One expression in Scripture may at first sight seem to conflict with this thought that Jesus and the arch-angel are identical. It is Heb. 1:13: "But to which of the angels said he at any time, Sit on my right hand until I make thine enemies thy footstool?" Unto none of the angels, we answer, but to Him who was superior, a chief over angels—the only begotten of the Father. Thus seen, this Scripture not only does not oppose but supports this view.

Examining the various connections in which the word is found should teach us something. We find Jude using it (vs. 9) with profound respect, as of one in superior control.
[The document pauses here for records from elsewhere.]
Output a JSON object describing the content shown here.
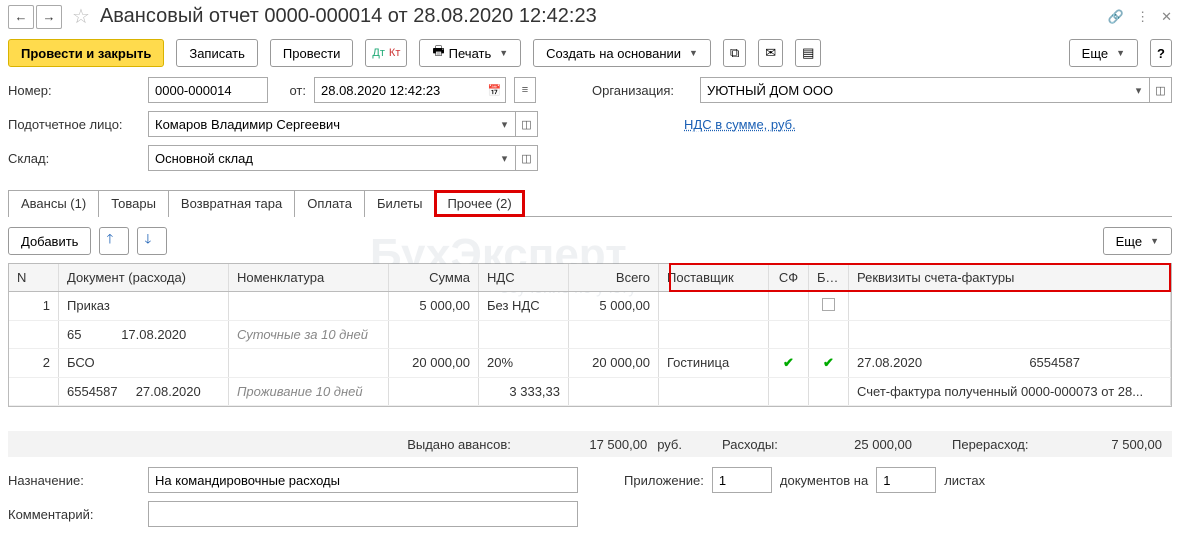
{
  "title": "Авансовый отчет 0000-000014 от 28.08.2020 12:42:23",
  "toolbar": {
    "post_close": "Провести и закрыть",
    "save": "Записать",
    "post": "Провести",
    "print": "Печать",
    "create_based": "Создать на основании",
    "more": "Еще",
    "help": "?"
  },
  "fields": {
    "number_label": "Номер:",
    "number": "0000-000014",
    "date_label": "от:",
    "date": "28.08.2020 12:42:23",
    "org_label": "Организация:",
    "org": "УЮТНЫЙ ДОМ ООО",
    "person_label": "Подотчетное лицо:",
    "person": "Комаров Владимир Сергеевич",
    "vat_link": "НДС в сумме, руб.",
    "warehouse_label": "Склад:",
    "warehouse": "Основной склад"
  },
  "tabs": {
    "t0": "Авансы (1)",
    "t1": "Товары",
    "t2": "Возвратная тара",
    "t3": "Оплата",
    "t4": "Билеты",
    "t5": "Прочее (2)"
  },
  "panel": {
    "add": "Добавить",
    "more": "Еще"
  },
  "grid": {
    "head": {
      "n": "N",
      "doc": "Документ (расхода)",
      "nom": "Номенклатура",
      "sum": "Сумма",
      "nds": "НДС",
      "total": "Всего",
      "sup": "Поставщик",
      "sf": "СФ",
      "bso": "БСО",
      "req": "Реквизиты счета-фактуры"
    },
    "rows": [
      {
        "n": "1",
        "doc": "Приказ",
        "doc_no": "65",
        "doc_date": "17.08.2020",
        "nom": "Суточные за 10 дней",
        "sum": "5 000,00",
        "nds": "Без НДС",
        "nds_amt": "",
        "total": "5 000,00",
        "sup": "",
        "sf": false,
        "bso_icon": "box",
        "req_date": "",
        "req_no": "",
        "req_doc": ""
      },
      {
        "n": "2",
        "doc": "БСО",
        "doc_no": "6554587",
        "doc_date": "27.08.2020",
        "nom": "Проживание 10 дней",
        "sum": "20 000,00",
        "nds": "20%",
        "nds_amt": "3 333,33",
        "total": "20 000,00",
        "sup": "Гостиница",
        "sf": true,
        "bso": true,
        "req_date": "27.08.2020",
        "req_no": "6554587",
        "req_doc": "Счет-фактура полученный 0000-000073 от 28..."
      }
    ]
  },
  "totals": {
    "issued_label": "Выдано авансов:",
    "issued": "17 500,00",
    "currency": "руб.",
    "spent_label": "Расходы:",
    "spent": "25 000,00",
    "over_label": "Перерасход:",
    "over": "7 500,00"
  },
  "footer": {
    "purpose_label": "Назначение:",
    "purpose": "На командировочные расходы",
    "attach_label": "Приложение:",
    "attach_count": "1",
    "docs_on": "документов на",
    "sheets": "1",
    "sheets_label": "листах",
    "comment_label": "Комментарий:",
    "comment": ""
  }
}
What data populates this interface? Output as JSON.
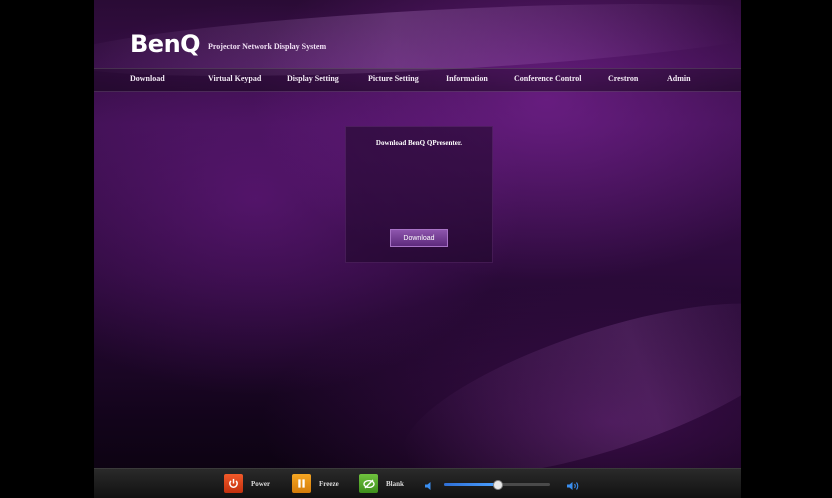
{
  "header": {
    "logo": "BenQ",
    "subtitle": "Projector Network Display System"
  },
  "nav": {
    "items": [
      {
        "label": "Download"
      },
      {
        "label": "Virtual Keypad"
      },
      {
        "label": "Display Setting"
      },
      {
        "label": "Picture Setting"
      },
      {
        "label": "Information"
      },
      {
        "label": "Conference Control"
      },
      {
        "label": "Crestron"
      },
      {
        "label": "Admin"
      }
    ]
  },
  "main": {
    "panel_title": "Download BenQ QPresenter.",
    "download_button": "Download"
  },
  "footer": {
    "power_label": "Power",
    "freeze_label": "Freeze",
    "blank_label": "Blank",
    "volume_level": 0.5
  },
  "colors": {
    "power": "#e0401a",
    "freeze": "#f0951a",
    "blank": "#5aae2e",
    "slider": "#3a8ef0"
  },
  "icons": {
    "power": "power-icon",
    "freeze": "pause-icon",
    "blank": "blank-icon",
    "volume_down": "volume-down-icon",
    "volume_up": "volume-up-icon"
  }
}
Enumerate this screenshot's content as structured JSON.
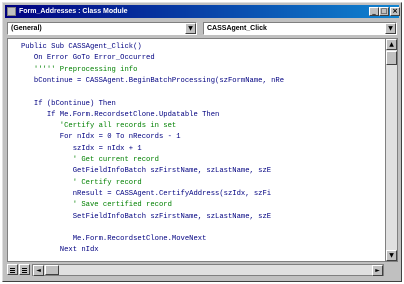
{
  "window": {
    "title": "Form_Addresses : Class Module",
    "minimize_glyph": "_",
    "maximize_glyph": "□",
    "close_glyph": "×"
  },
  "object_combo": {
    "value": "(General)",
    "arrow": "▼"
  },
  "procedure_combo": {
    "value": "CASSAgent_Click",
    "arrow": "▼"
  },
  "scrollbar": {
    "up": "▲",
    "down": "▼",
    "left": "◄",
    "right": "►"
  },
  "code": {
    "lines": [
      {
        "text": "   Public Sub CASSAgent_Click()",
        "kind": "code"
      },
      {
        "text": "      On Error GoTo Error_Occurred",
        "kind": "code"
      },
      {
        "text": "      ''''' Preprocessing info",
        "kind": "comment"
      },
      {
        "text": "      bContinue = CASSAgent.BeginBatchProcessing(szFormName, nRe",
        "kind": "code"
      },
      {
        "text": "",
        "kind": "code"
      },
      {
        "text": "      If (bContinue) Then",
        "kind": "code"
      },
      {
        "text": "         If Me.Form.RecordsetClone.Updatable Then",
        "kind": "code"
      },
      {
        "text": "            'Certify all records in set",
        "kind": "comment"
      },
      {
        "text": "            For nIdx = 0 To nRecords - 1",
        "kind": "code"
      },
      {
        "text": "               szIdx = nIdx + 1",
        "kind": "code"
      },
      {
        "text": "               ' Get current record",
        "kind": "comment"
      },
      {
        "text": "               GetFieldInfoBatch szFirstName, szLastName, szE",
        "kind": "code"
      },
      {
        "text": "               ' Certify record",
        "kind": "comment"
      },
      {
        "text": "               nResult = CASSAgent.CertifyAddress(szIdx, szFi",
        "kind": "code"
      },
      {
        "text": "               ' Save certified record",
        "kind": "comment"
      },
      {
        "text": "               SetFieldInfoBatch szFirstName, szLastName, szE",
        "kind": "code"
      },
      {
        "text": "",
        "kind": "code"
      },
      {
        "text": "               Me.Form.RecordsetClone.MoveNext",
        "kind": "code"
      },
      {
        "text": "            Next nIdx",
        "kind": "code"
      }
    ]
  }
}
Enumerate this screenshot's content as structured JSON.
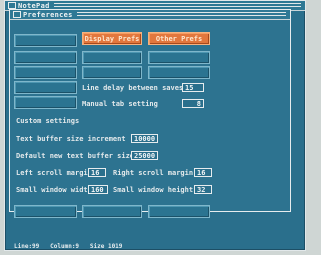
{
  "window": {
    "title": "NotePad",
    "prefs_title": "Preferences"
  },
  "tabs": {
    "left_blank": "",
    "display": "Display Prefs",
    "other": "Other Prefs"
  },
  "settings": {
    "line_delay_label": "Line delay between saves",
    "line_delay_value": "15",
    "manual_tab_label": "Manual tab setting",
    "manual_tab_value": "8",
    "custom_header": "Custom settings",
    "text_buffer_label": "Text buffer size increment",
    "text_buffer_value": "10000",
    "default_buffer_label": "Default new text buffer size",
    "default_buffer_value": "25000",
    "left_margin_label": "Left scroll margin",
    "left_margin_value": "16",
    "right_margin_label": "Right scroll margin",
    "right_margin_value": "16",
    "small_width_label": "Small window width",
    "small_width_value": "160",
    "small_height_label": "Small window height",
    "small_height_value": "32"
  },
  "status": {
    "line": "Line:99",
    "column": "Column:9",
    "size": "Size 1019"
  },
  "colors": {
    "background": "#2a6f8c",
    "accent": "#e2773d",
    "text": "#e3e9eb"
  }
}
In Daniel 10:13-21; 12:1, Michael is again mentioned in great respect, and as the superior of Gabriel, who himself was one of the most honored angels (Luke 1:19). Further it is significant, that in the announcement of the conception of Jesus, Gabriel was sent (Luke 1:26), a fact which can scarcely be accounted for otherwise than as we now do, by supposing that it was the chief-messenger whose existence was transferred from being in a form of God (a spiritual being), to the babe of Bethlehem, to become a man. Doubtless the chiefest messenger remaining in the courts of glory was sent on that most marked and notable occasion.

In Dan. 12:1, the prophecy touches the Day of the Lord and its events—the very time in which we are living—the time of resurrection, etc., and instead of saying, Then shall Messiah set up his kingdom, etc., it says, "At that time shall Michael stand up [begin to exercise his power and dominion]—the GREAT PRINCE, etc." We reason that this Great Prince—Michael—Jehovah's chief-messenger, is none other than the Lord of glory, whose presence we are now proclaiming.

But the key to the whole matter seems to be in our hands when we learn that the name Michael means: "Who as God," or "Who is like God."

Who is like God but him whom God hath highly exalted and given a name above every name; who is partaker of the divine nature, and "the express image of the Father's person," of whom it is written, that "All men should honor the Son even as they honor the Father," also—"And let all the angels of God worship him"? With the meaning of the word Michael in this last text how significantly it reads: At that time shall he who is like God stand up—come into power—the Great Prince. Yes, he shall take to himself his great power and reign. (Compare Dan. 12:1,2; Rev. 11:17,18.)

Paul's mention of the Arch-angel is in harmony. "The Lord himself shall descend from heaven with a shout, with the voice of the chief-messenger and the trump of God, and the dead in Christ shall rise," etc.

Yes, beloved, we believe that the great chief-messenger is present, and is even now standing up or assuming control and organizing his kingdom; hence the unrest among the kingdoms of earth, which are tottering to their fall—the voice (of command) from the chief messenger is now distinctly heard by those who have an ear to hear, hence the dissolution of present systems. "He uttered his voice, the earth melted"—symbolically. (Psa. 46:6).